PROBLEM TO SOLVE:
If a line in the records contains the string "information", show that line.
*** Opening TASK DATA ***
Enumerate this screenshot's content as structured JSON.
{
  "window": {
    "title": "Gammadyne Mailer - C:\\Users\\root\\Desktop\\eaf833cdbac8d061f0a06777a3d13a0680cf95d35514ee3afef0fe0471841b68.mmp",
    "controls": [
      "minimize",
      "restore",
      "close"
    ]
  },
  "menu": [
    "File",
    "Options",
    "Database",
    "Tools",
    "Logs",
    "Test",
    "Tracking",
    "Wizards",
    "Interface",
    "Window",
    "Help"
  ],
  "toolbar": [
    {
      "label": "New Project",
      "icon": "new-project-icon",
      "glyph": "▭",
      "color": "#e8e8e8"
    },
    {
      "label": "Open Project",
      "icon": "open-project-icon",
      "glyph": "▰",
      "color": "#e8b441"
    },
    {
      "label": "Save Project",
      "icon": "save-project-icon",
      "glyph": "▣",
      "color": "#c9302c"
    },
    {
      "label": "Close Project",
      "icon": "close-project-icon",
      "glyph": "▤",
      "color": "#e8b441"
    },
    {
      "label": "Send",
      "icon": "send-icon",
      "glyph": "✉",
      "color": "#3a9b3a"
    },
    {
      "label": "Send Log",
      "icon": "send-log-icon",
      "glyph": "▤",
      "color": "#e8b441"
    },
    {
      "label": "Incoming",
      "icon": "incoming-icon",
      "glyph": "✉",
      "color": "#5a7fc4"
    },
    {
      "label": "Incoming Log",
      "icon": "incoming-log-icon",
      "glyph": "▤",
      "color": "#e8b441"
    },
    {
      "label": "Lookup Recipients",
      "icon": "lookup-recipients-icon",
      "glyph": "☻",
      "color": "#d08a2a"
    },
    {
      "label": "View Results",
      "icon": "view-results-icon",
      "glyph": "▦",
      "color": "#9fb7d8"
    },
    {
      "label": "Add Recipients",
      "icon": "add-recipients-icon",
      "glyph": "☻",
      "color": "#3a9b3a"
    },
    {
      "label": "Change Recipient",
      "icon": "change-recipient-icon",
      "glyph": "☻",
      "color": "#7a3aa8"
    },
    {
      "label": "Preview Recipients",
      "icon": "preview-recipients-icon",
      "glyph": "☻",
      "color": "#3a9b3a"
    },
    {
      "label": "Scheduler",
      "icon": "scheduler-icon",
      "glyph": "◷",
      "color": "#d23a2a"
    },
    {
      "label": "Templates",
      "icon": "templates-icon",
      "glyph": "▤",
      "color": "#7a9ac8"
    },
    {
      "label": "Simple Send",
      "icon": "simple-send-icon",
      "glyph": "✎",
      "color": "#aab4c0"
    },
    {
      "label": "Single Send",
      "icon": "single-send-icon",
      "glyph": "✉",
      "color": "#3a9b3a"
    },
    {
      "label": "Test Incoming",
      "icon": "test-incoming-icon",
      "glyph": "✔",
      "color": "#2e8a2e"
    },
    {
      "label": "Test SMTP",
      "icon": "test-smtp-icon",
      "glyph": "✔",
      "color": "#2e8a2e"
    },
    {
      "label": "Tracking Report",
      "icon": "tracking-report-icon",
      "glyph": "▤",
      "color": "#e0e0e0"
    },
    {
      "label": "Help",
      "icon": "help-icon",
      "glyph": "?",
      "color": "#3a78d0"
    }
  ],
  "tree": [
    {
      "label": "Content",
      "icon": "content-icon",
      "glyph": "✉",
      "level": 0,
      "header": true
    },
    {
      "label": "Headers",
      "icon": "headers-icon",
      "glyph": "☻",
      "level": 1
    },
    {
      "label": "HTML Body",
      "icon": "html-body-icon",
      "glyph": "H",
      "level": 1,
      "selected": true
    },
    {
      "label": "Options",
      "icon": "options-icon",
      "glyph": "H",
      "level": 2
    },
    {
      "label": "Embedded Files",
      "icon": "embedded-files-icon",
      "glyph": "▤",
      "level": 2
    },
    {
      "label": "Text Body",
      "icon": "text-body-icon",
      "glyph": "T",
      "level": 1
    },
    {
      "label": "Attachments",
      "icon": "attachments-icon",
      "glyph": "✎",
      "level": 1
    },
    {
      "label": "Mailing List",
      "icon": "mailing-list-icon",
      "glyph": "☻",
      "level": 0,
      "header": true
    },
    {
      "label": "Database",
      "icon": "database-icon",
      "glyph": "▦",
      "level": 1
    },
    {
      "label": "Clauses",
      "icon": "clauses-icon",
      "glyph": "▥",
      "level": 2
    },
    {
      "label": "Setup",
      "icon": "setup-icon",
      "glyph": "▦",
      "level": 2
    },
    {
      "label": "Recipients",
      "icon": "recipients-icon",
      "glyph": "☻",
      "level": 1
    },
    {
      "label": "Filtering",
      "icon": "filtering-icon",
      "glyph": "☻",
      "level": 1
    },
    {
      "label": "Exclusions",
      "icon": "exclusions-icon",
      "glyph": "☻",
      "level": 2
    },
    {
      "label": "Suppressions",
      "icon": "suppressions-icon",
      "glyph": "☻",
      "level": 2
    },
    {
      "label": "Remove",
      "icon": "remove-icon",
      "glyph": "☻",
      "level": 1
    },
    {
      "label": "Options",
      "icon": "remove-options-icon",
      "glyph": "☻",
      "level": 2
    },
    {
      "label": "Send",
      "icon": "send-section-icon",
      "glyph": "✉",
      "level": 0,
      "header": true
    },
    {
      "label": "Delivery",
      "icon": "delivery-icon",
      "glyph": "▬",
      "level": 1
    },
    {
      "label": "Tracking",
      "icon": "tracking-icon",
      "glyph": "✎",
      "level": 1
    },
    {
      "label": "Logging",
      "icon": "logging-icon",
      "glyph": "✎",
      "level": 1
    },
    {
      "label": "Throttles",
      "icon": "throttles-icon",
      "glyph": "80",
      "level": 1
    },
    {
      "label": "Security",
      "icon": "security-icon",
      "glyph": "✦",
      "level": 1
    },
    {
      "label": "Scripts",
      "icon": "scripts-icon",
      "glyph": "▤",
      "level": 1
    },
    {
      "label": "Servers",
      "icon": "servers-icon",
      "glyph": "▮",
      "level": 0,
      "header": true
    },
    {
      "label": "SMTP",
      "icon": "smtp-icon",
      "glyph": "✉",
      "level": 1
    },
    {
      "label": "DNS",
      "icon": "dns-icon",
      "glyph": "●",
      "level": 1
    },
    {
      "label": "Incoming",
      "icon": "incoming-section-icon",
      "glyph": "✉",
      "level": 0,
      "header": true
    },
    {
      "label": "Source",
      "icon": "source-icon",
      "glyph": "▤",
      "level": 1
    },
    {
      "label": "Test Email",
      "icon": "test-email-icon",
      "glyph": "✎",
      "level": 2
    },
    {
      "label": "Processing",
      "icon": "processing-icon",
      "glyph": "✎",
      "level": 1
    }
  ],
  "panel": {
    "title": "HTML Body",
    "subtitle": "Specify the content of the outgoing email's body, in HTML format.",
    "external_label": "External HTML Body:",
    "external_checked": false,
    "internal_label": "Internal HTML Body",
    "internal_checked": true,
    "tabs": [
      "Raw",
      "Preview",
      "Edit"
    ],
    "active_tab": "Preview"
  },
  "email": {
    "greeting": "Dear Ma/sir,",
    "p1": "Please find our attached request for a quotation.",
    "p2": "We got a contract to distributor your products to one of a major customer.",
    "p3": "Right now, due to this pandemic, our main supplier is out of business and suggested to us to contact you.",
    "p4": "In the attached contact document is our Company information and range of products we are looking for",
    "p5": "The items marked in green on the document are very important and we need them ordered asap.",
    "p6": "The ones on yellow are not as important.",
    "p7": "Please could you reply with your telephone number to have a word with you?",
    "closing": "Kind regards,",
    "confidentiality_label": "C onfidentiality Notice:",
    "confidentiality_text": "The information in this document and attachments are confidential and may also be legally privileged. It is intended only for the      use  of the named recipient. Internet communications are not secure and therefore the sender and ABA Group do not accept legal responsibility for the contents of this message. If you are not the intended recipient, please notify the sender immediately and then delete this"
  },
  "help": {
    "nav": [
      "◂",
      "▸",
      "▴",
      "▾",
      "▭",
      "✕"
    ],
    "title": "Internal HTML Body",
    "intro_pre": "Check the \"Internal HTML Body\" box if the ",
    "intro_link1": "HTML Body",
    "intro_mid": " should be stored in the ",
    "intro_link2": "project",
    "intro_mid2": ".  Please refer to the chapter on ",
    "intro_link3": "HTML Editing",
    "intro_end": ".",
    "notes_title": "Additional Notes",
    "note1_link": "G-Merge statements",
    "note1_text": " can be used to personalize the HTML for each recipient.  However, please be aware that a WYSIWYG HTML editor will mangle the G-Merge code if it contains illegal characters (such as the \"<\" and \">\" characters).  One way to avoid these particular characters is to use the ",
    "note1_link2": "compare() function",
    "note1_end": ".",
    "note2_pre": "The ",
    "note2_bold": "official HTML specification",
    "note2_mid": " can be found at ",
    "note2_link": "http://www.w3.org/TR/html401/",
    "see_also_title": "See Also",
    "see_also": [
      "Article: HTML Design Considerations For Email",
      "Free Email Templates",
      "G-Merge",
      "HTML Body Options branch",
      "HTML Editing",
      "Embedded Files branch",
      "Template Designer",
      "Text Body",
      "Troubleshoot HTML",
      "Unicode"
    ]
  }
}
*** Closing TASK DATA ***
ANSWER BOX:
    "p4": "In the attached contact document is our Company information and range of products we are looking for",
    "confidentiality_text": "The information in this document and attachments are confidential and may also be legally privileged. It is intended only for the      use  of the named recipient. Internet communications are not secure and therefore the sender and ABA Group do not accept legal responsibility for the contents of this message. If you are not the intended recipient, please notify the sender immediately and then delete this"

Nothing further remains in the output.